Working towards getting a j-o-b: if you're not already working in a library or some information-related profession you need to be. The people and blogs who tell you to not enter the library profession because there are no jobs are viciously blind, sadly misguided, disgruntled only because they have not continued to look for and may lack the skills to get a job. I'm not talking about the actual degree. There are other more intangible things you must build up within yourself. Yet, if you already are not working on your resume, your interview skills, an area of expertise, not blogging (or some activity that makes you process), not attending job fairs, not networking, not developing your career like any other passionate interest you have: then you will have very hard time finding a job let alone work you love. Yes, you should love your work because outside of sleeping it's the activity you are going to do for a very very very very very very long time. Accept this notion until you win the lottery at least. You also should have no compromises about the work you want to do. Getting a masters degree then working at, ohhhhh I don't know, a convenience store means you're not thinking about your choices long enough. Believe me: when someone is flinging verbal pooh at you in a restaurant, and you know you deserve better, it's one of the most disheartening feelings you can have at the end of 13-hour day. Don't get stuck being frustrated by your job like I did. Be far more awake than I was/I am as you go to school.

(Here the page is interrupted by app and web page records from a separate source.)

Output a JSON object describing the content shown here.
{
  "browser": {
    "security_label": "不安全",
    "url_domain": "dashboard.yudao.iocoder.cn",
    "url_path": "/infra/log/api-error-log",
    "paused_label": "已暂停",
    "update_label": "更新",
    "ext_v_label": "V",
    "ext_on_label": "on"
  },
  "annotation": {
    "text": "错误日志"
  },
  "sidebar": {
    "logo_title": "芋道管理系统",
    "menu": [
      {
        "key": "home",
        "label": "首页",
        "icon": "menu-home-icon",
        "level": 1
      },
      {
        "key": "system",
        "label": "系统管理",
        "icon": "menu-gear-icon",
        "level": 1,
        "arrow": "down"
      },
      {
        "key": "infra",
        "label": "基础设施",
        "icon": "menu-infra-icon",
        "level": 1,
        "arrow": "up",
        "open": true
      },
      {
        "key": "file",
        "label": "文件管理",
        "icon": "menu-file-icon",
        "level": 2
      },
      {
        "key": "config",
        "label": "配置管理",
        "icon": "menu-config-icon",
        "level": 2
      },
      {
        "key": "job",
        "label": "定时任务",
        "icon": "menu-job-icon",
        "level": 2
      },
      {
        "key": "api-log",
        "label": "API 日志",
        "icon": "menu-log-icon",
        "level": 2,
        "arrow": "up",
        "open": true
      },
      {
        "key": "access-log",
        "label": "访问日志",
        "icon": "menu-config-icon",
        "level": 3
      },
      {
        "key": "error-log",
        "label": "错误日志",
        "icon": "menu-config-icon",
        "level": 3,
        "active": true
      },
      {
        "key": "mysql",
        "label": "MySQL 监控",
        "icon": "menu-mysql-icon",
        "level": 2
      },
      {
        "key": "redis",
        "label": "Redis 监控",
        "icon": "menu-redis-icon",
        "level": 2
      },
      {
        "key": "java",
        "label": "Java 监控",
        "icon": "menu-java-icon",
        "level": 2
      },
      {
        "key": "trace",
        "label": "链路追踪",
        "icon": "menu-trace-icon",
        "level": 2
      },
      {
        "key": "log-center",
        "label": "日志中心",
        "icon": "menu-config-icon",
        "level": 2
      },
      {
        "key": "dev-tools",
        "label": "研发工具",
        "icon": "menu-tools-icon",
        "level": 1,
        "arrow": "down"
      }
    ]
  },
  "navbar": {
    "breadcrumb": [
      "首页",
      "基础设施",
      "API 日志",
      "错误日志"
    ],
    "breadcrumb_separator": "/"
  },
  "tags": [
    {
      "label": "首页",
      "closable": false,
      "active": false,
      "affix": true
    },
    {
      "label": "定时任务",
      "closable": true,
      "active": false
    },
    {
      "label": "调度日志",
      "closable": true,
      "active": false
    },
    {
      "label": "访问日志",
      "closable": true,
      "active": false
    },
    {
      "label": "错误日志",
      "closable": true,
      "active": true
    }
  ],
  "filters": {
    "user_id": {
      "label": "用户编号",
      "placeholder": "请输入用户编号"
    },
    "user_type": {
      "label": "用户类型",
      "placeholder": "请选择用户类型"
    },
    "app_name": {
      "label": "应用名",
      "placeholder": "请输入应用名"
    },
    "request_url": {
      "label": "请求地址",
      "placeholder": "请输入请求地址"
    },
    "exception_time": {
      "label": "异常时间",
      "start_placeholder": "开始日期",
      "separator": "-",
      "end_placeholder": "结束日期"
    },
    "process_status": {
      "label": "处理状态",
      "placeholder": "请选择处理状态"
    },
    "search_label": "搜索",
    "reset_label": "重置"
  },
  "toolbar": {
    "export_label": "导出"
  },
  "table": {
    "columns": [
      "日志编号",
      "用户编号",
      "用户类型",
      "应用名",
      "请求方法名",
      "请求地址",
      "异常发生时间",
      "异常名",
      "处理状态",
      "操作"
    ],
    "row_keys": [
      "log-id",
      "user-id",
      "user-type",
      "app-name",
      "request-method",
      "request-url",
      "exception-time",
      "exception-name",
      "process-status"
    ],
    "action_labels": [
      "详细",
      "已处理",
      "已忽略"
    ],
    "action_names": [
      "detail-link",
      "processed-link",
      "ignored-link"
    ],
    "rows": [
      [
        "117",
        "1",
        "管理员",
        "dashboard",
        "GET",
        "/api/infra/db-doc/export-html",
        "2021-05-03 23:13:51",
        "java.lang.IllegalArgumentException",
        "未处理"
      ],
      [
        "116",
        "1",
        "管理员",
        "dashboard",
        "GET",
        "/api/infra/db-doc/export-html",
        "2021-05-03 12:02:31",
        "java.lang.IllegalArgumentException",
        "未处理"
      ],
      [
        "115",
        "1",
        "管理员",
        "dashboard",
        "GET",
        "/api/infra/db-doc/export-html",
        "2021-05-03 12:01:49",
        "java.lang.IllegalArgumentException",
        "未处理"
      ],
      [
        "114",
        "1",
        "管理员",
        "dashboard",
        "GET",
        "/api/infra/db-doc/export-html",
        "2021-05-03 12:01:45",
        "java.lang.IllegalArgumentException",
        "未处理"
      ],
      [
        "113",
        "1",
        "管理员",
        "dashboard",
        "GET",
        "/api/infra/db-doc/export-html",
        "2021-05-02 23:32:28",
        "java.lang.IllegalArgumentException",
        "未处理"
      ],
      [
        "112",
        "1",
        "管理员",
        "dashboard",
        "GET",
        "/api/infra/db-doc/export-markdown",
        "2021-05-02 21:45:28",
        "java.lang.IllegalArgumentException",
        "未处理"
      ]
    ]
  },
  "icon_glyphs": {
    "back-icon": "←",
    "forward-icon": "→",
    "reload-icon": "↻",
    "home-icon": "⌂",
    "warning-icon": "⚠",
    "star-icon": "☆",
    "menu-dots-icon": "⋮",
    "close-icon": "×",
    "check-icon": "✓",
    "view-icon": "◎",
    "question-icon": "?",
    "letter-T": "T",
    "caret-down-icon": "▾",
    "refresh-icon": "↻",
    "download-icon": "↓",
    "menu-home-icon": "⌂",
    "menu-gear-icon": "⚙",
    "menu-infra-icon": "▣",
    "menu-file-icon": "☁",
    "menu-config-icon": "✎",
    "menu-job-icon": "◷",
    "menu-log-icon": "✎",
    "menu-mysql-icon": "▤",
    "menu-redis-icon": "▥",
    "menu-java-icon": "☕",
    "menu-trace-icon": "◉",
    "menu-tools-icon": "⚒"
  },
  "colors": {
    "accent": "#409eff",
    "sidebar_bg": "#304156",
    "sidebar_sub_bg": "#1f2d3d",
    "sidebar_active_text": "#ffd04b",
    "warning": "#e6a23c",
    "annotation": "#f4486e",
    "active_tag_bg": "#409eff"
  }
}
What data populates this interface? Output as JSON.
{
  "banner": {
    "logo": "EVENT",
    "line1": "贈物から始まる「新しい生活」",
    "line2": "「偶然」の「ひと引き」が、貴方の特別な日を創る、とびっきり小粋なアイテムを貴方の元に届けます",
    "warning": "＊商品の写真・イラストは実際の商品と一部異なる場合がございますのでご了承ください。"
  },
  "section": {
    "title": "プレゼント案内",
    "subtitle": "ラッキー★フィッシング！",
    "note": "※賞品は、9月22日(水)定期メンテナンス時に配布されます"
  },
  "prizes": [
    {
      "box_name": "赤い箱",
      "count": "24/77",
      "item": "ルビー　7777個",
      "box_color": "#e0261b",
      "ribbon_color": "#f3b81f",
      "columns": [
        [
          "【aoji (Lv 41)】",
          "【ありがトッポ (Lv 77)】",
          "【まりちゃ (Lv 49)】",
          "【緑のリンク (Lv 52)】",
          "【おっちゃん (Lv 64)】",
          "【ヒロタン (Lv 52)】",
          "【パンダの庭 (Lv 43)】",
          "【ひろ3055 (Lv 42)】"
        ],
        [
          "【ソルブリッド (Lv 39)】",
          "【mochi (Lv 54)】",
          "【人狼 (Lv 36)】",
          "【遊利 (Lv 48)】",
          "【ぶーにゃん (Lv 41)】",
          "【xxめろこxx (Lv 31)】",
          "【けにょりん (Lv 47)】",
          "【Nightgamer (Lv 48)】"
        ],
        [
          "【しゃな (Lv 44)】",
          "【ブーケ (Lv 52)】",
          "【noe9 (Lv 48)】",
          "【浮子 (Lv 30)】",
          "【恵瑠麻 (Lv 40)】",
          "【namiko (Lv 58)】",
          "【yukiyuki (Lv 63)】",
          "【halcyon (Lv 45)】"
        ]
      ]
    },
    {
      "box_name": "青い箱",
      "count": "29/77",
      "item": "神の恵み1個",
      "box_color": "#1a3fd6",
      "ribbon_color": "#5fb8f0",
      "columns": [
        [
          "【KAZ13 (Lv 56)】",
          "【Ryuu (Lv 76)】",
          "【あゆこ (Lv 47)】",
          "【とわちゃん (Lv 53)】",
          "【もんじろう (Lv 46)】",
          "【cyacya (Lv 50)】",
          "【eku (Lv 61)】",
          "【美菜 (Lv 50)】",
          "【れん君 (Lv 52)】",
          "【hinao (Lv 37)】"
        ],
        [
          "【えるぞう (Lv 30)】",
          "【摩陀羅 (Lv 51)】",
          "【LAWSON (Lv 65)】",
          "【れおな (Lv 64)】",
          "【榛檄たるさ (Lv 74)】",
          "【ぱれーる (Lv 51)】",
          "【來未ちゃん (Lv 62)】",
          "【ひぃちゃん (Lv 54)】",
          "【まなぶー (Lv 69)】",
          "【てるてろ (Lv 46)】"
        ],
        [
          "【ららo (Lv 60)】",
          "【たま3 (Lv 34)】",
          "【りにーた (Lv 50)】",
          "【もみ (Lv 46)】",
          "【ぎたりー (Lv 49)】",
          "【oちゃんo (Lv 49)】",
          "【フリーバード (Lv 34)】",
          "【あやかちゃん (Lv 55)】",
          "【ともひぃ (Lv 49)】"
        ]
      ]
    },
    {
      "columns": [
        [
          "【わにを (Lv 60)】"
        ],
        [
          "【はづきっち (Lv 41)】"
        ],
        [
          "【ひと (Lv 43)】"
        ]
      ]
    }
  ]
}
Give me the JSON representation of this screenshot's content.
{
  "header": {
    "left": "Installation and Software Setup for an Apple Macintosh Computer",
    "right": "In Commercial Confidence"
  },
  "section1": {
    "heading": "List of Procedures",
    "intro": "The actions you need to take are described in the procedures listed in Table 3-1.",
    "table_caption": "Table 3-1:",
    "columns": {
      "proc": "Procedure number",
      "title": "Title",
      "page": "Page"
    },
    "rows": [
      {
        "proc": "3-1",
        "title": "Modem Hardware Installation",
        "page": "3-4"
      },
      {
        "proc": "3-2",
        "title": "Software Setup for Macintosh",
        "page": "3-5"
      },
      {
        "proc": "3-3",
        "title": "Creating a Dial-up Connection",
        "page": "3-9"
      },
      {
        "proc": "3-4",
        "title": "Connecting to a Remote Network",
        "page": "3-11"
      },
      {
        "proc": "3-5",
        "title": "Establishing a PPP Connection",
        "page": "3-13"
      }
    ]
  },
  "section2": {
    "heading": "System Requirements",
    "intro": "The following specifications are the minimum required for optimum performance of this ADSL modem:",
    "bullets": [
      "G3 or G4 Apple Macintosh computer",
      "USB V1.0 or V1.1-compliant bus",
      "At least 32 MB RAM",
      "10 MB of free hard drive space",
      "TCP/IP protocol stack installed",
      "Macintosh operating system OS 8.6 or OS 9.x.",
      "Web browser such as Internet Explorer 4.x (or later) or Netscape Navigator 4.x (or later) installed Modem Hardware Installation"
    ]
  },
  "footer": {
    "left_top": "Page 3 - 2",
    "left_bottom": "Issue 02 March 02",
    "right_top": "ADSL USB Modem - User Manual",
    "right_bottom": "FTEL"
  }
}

Remember, above all else: please, please, please come into this profession as a leader. Yes, embrace technology. Embrace change. Bring more of yourself to work while giving other people more space to be themselves at work. Embrace new ideas and create a sandbox for people to play in. Use language that includes people. Say yes first. Offer help first. Ask why not first. Help ideas succeed first. Let things happen even if you don't believe in them. How do you know what to believe in? Don't look to me to tell you that (like you were anyway?) Libraries and librarians no longer are a place of refuge from the world. You can't hide out in libraries as the world gets crazier. We need more "radical" libraries and librarians. We need less people getting out of the box and more people getting back into the right box. Read "Get Back in the Box" by Rushkoff. Libraries may well appear to be the calm center in this hurricane age of change. But, how do you know it's not really a tsunami and you're sitting on the shore -facing the wrong direction about to get slammed? Better to paddle out and ride in with the waves. We need leaders, like you
, who will do nothing short of working to re-ignite the sleeping masses that rely on you so much. You may have to re-invent yourself along with the world of libraries to do this utterly hopeless, lifelong, and thankless task. Ready to go back to school now?


1 comment:

Marla said...

thanks for the credit ;)